Fostering child wellbeing
A DIRE shortage of foster carers across the state has left many young children fighting to secure consistent housing.
More than 14,000 Victorian children are currently engaged in the foster care system, which has been largely decimated by the ongoing COVID-19 pandemic, as carers have continued to withdraw their services for some time out of the fast-paced lifestyle it often entails.
Benalla resident Beck Jones has remained a foster mother, a commitment she made 15 years ago while also raising her own three teenage children, and believes each day as a foster parent remains as rewarding as when she started.
“I started as a single mum to three children, but I wanted to offer support to others,” she told the Wangaratta Chronicle.
“Over my time I’ve offered my home to hundreds of children - I like to share what I enjoy with them, bushwalking, bike riding - I like to get the children involved in the family dynamic.
“It’s very rewarding and also very humbling.”

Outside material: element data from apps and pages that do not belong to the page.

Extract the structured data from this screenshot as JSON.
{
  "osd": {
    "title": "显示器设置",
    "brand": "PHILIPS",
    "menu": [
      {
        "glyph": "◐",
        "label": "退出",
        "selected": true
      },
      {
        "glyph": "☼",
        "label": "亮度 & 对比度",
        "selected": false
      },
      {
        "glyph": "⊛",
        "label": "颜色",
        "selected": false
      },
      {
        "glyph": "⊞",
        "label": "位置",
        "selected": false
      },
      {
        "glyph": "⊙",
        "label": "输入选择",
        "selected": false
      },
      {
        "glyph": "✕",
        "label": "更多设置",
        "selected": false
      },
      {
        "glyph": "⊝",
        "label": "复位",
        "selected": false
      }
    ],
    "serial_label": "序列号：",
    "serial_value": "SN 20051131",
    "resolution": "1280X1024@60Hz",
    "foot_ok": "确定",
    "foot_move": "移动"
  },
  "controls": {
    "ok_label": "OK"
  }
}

Ms Jones said raising her own children, which included 15-year-old twins and a 10-yearold son, alongside foster children had been an exceptional formative experience, teaching them empathy and compassion for other children from a young age.
She said she had also provided short-term support to children as they completed their year-12 studies.
“I wanted to teach my children about their own upbringing, as well as provide support,” she said of her now-adult children.
“We did have a young family stay with us, they were two, three, four and five years old at the time, and we looked after them for a number of years.
“To see how all the children interacted with each other, it was very rewarding.”
Leading child welfare organisation Anglicare Victoria currently supports upwards of 1300 young people throughout the state, and chief executive officer Paul McDonald believes now is the perfect time for new families to become involved and ease the stress on existing carers.
“The COVID crisis has put many carers under additional stress, resulting in a number taking a well-deserved break from fostering,” he said.
“In our agency alone, we urgently need around 90 new foster carers to give children a safe, stable and supportive home.
“Across the state of Victoria, the number of new foster carers needed could very likely exceed 700 - the situation is dire.
“Anyone with empathy, compassion, resilience and dependability should consider giving it a go.”
According to Upper Murray Family Care data, 264 children are currently involved in foster care in the east division, which encompasses Albury/
Wodonga, Wangaratta, Corryong, Mansfield, Yarrawonga and Benalla areas.
Some 15 households in Wangaratta currently provide care to a foster child.
When reserves of foster carers dip, vulnerable children are often placed away from their local areas, disrupting their schooling and separating them from friends, siblings and other established support networks.
Anglicare is currently seeking families who are willing to admit children needing short and long term care, which can extend from a few days to a more considerable time period for those who may be unable to return home for some time.
“My children loved having foster children around,” Ms Jones said.
“Anyone with resilience and patience should strongly consider getting involved - I’ve loved the support I have received.
“There’s a spot for everyone.”